Normal inbreathing (bringing air or blanketing gas into the tank) and outbreathing (venting vapor or blanketing gas out of the tank) occur when product is pumped into or out of a tank, or when ambient temperature increases or decreases. Adding product to a tank compresses the vapor space and increases the vapor pressure. Similarly, increases in ambient temperature will heat the vapor and increase the pressure in the tank. If the pressure of the vapor in the tank increases too much, vapor will need to be vented to prevent damage. If vapor pressure decreases, due to product outflow or ambient temperature decrease, outside air or blanketing vapor will need to flow into the tank. This inflow of air will prevent the vapor pressure in the tank from creating a vacuum, which could damage the tank.

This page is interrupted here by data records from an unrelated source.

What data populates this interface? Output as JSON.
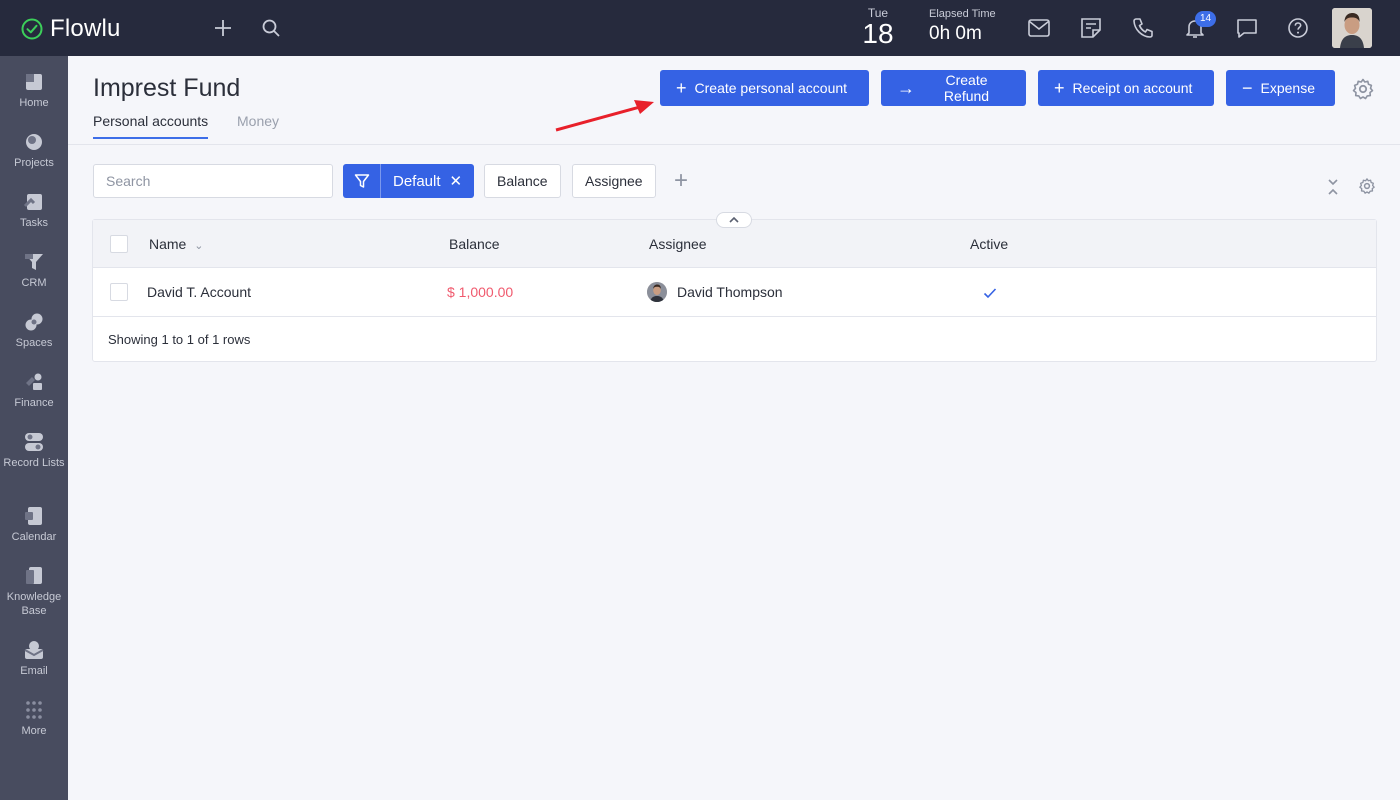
{
  "app": {
    "name": "Flowlu",
    "date_dow": "Tue",
    "date_day": "18",
    "elapsed_label": "Elapsed Time",
    "elapsed_value": "0h 0m",
    "notification_count": "14"
  },
  "sidebar": {
    "items": [
      {
        "label": "Home",
        "icon": "home-icon"
      },
      {
        "label": "Projects",
        "icon": "projects-icon"
      },
      {
        "label": "Tasks",
        "icon": "tasks-icon"
      },
      {
        "label": "CRM",
        "icon": "crm-icon"
      },
      {
        "label": "Spaces",
        "icon": "spaces-icon"
      },
      {
        "label": "Finance",
        "icon": "finance-icon"
      },
      {
        "label": "Record Lists",
        "icon": "record-lists-icon"
      },
      {
        "label": "Calendar",
        "icon": "calendar-icon"
      },
      {
        "label": "Knowledge Base",
        "icon": "knowledge-base-icon"
      },
      {
        "label": "Email",
        "icon": "email-icon"
      },
      {
        "label": "More",
        "icon": "more-icon"
      }
    ]
  },
  "page": {
    "title": "Imprest Fund",
    "tabs": [
      {
        "label": "Personal accounts",
        "active": true
      },
      {
        "label": "Money",
        "active": false
      }
    ],
    "actions": {
      "create_personal_account": "Create personal account",
      "create_refund": "Create Refund",
      "receipt_on_account": "Receipt on account",
      "expense": "Expense"
    }
  },
  "filters": {
    "search_placeholder": "Search",
    "active_filter": "Default",
    "pills": [
      "Balance",
      "Assignee"
    ]
  },
  "table": {
    "columns": [
      "Name",
      "Balance",
      "Assignee",
      "Active"
    ],
    "rows": [
      {
        "name": "David T. Account",
        "balance": "$ 1,000.00",
        "assignee": "David Thompson",
        "active": true
      }
    ],
    "footer": "Showing 1 to 1 of 1 rows"
  },
  "colors": {
    "topbar": "#262a3d",
    "sidebar": "#484c5f",
    "accent": "#3562e4",
    "balance": "#f05a6e",
    "annotation_arrow": "#e8202a"
  }
}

When a tank needs to vent vapor, or take in air, it can do so in several ways. The simplest of these is through an open vent at the top of the tank. This method does mean that the vapor space is in constant contact with the surrounding atmosphere, though, so it’s not recommended if the tank contains harmful vapors or if the product in the tank can be spoiled by contact with outside air.
Another way to vent, or take in vapor, is through a breather valve, also commonly referred to as a pressure-vacuum relief valve. A breather valve is a weight or spring-loaded valve that opens when pressure in the tank reaches a certain level. This limits the tank pressure to a safe level, while limiting the tank’s exposure to outside air. When the tank pressure drops below an acceptable level, this breather valve will open to allow outside air into the tank to prevent the pressure from decreasing further. For smaller required flow rates, certain types of hatches can also allow for selective breathing.

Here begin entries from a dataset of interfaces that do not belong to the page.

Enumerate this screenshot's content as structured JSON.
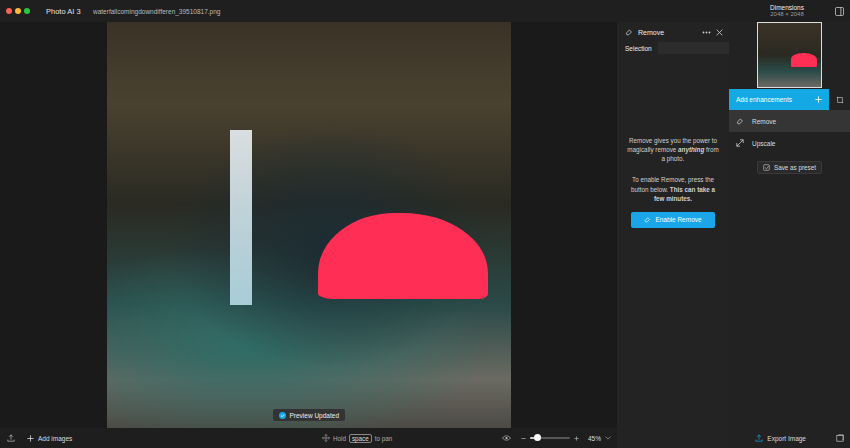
{
  "window": {
    "title": "Photo AI 3",
    "filename": "waterfallcomingdowndifferen_39510817.png"
  },
  "dimensions": {
    "label": "Dimensions",
    "value": "2048 × 2048"
  },
  "toast": "Preview Updated",
  "remove_panel": {
    "title": "Remove",
    "selection_label": "Selection",
    "intro": [
      {
        "text": "Remove gives you the power to magically remove ",
        "emphasis": "none"
      },
      {
        "text": "anything",
        "emphasis": "bold-italic"
      },
      {
        "text": " from a photo.",
        "emphasis": "none"
      }
    ],
    "note": [
      {
        "text": "To enable Remove, press the button below. ",
        "emphasis": "none"
      },
      {
        "text": "This can take a few minutes.",
        "emphasis": "bold"
      }
    ],
    "button": "Enable Remove"
  },
  "enhancements": {
    "add_label": "Add enhancements",
    "items": [
      {
        "label": "Remove",
        "kind": "remove",
        "selected": true
      },
      {
        "label": "Upscale",
        "kind": "upscale",
        "selected": false
      }
    ],
    "preset_button": "Save as preset"
  },
  "bottom_bar": {
    "add_images": "Add images",
    "pan_hint": {
      "before": "Hold",
      "key": "space",
      "after": "to pan"
    },
    "zoom": {
      "level": 0.2,
      "reading": "45%"
    },
    "export": "Export Image"
  }
}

In the event of an emergency, the amount of vapor that needs to be vented from a tank can be much larger than the normal outbreathing amount. An example of an emergency would be a fire near the tank. A fire will quickly increase the temperature of the product in the tank and the pressure of the vapor space. To vent enough vapor to cover the emergency case, two methods can be used for fixed roof tanks. The first is an emergency vent. An emergency vent can be a weighted lid-style vent, which can be used to obtain low set points, or a hinged-style vent, which allows for excellent repeatability. Both types of emergency vents allow for the necessary venting in a worst-case scenario without damaging the tank or requiring replacement of parts. The second type emergency overpressure protection available for fixed roof tanks is a frangible roof. A frangible roof is a tank roof that’s designed to break off from the rest of the tank in an emergency condition. This protects the integrity of the tank, but it does mean that a new roof will need to be installed.